Thousands of teaching jobs are expected to be lost this year because of the latest school budget cuts, and the Conservative heartland of the shire counties will bear the brunt.
Union officials are now receiving Section 188 notices - the first stage of the formal consultation process on job losses - but hope to be able to prevent compulsory redundancies through early retirement and redeployment. Class sizes will increase whichever way the jobs are shed, they predicted.
The Association of Teachers and Lecturers estimates that this year's total will exceed the 5,500 jobs lost in 1994. Unions said they would act swiftly against governing bodies which shed staff unnecessarily.
Tony Arthur, national executive member of the National Association of Schoolmasters Union of Women Teachers, said: "Some governing bodies are using the situation as an excuse to get rid of teachers when other savings can be made. We are already taking one school in Warwickshire to an industrial tribunal."
In Warwickshire, where last week 20 schools set deficit budgets, it is anticipated up to 200 teaching posts may be lost, amid fears of 40-plus class sizes in some areas.
Union officials in Bedfordshire predict more than 100 compulsory redundancies, and in Staffordshire, up to 300 posts could be lost. Two hundred jobs are expected to go in Leicestershire.
More than 600 posts are expected to be lost in Devon and Cornwall. Margaret Morgan, the region's executive member of the NASUWT, said: "Virtually every secondary school is being affected. Schools have already pared and pared away in the past through early retirements, so there are expected to be fewer voluntary redundancies."
In Cambridgeshire, where cuts of more than Pounds 6 million were made in the education budget, 100 protective notices have been issued.
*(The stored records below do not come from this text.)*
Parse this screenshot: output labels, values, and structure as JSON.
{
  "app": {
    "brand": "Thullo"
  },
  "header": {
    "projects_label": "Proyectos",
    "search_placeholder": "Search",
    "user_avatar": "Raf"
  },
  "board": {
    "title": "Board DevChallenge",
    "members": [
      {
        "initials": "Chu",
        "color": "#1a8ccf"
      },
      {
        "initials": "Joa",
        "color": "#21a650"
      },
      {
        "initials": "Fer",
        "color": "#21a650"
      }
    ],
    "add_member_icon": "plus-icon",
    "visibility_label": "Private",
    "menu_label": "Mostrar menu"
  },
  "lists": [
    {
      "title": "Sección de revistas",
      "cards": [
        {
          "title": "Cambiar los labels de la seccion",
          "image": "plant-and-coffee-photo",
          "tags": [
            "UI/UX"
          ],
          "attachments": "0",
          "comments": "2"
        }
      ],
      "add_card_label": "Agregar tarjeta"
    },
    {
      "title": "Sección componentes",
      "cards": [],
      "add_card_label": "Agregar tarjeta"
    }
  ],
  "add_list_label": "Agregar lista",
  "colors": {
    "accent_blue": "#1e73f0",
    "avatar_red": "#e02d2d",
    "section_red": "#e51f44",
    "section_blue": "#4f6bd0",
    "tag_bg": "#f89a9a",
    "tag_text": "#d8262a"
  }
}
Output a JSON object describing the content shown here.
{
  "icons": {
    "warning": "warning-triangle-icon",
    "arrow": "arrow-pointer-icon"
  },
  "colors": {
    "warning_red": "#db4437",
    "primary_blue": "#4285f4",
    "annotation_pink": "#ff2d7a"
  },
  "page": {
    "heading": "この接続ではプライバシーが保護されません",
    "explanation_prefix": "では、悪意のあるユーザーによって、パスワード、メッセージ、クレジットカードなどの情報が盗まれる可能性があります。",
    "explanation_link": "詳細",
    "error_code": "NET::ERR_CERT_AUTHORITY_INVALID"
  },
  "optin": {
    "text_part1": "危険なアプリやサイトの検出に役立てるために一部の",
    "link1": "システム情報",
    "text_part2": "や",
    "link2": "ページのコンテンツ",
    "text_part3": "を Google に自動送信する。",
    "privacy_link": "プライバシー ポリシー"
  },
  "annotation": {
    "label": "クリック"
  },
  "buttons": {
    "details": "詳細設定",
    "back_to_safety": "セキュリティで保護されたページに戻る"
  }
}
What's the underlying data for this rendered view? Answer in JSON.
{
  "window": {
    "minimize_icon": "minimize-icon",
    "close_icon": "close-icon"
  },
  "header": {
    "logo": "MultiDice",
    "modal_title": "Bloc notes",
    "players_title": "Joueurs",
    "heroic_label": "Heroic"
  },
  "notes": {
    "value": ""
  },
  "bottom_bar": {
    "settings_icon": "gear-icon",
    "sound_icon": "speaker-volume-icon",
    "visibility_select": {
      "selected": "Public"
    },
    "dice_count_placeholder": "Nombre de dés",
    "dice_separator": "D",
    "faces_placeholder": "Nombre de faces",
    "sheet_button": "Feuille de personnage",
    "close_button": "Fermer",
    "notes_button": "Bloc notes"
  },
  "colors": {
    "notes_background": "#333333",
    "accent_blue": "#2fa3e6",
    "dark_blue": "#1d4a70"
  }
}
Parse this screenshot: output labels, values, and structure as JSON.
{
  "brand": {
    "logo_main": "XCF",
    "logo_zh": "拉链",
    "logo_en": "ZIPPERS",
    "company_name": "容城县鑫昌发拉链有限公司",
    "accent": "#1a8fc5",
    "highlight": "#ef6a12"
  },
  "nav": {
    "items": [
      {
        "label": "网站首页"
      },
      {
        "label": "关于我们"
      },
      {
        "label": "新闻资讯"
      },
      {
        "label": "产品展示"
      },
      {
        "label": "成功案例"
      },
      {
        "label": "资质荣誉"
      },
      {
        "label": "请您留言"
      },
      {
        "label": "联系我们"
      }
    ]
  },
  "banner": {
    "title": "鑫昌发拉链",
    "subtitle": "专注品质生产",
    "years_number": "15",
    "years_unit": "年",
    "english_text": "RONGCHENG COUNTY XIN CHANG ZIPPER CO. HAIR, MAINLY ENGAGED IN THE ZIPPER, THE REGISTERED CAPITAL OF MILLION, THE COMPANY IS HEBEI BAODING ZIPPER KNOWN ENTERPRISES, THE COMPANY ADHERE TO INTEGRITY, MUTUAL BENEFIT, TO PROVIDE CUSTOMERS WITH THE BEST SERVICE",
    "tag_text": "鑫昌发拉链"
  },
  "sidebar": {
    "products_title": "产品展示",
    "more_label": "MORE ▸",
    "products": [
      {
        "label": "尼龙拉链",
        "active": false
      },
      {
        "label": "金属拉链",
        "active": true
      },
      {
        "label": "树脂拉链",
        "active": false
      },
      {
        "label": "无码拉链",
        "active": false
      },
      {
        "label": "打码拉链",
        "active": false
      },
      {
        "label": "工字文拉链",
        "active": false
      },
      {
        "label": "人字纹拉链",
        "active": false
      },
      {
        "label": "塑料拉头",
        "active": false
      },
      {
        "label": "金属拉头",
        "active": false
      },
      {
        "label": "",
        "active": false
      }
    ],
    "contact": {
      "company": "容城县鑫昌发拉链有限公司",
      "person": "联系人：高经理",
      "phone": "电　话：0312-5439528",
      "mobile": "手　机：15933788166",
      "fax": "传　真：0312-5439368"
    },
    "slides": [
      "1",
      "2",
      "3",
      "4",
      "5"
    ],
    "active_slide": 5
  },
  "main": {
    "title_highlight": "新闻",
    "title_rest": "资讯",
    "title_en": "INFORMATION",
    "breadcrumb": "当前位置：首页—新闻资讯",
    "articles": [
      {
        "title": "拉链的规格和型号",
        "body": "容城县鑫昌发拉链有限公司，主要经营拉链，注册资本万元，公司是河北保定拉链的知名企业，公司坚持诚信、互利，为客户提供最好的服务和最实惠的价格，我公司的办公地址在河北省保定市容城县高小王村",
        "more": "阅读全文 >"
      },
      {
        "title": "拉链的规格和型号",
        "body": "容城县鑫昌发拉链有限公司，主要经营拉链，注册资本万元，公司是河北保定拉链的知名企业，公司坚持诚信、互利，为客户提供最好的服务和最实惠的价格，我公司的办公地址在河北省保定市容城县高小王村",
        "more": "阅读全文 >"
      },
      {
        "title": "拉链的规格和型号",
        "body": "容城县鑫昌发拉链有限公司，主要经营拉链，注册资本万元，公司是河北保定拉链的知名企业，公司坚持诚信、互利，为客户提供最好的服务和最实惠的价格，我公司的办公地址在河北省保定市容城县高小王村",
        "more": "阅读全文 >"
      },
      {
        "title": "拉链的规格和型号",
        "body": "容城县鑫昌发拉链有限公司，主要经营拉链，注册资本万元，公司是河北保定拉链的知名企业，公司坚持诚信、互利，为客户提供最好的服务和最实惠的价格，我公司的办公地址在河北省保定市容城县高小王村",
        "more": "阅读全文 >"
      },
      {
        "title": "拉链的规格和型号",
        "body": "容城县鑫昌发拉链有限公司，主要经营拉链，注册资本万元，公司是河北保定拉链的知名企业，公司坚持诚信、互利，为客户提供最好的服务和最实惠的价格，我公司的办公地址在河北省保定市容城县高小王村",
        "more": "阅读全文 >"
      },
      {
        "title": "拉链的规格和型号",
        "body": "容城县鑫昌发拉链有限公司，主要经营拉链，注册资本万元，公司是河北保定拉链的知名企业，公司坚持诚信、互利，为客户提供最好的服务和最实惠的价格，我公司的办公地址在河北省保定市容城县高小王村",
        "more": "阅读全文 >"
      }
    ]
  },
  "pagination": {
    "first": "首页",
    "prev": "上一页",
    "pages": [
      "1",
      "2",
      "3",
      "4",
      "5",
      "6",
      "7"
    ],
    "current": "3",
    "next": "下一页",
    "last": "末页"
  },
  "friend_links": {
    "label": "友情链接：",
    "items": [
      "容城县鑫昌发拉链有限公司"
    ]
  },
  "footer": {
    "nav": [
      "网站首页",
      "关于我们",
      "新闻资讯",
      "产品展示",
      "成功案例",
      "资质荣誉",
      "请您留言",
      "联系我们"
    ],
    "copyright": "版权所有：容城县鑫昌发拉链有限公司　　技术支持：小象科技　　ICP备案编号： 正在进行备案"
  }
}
Around 20 are expected to involve compulsory redundancies.
At least 300 posts will be lost in Lancashire, where reductions of more than 5 per cent in the education budget left some schools worse off by up to Pounds 150,000.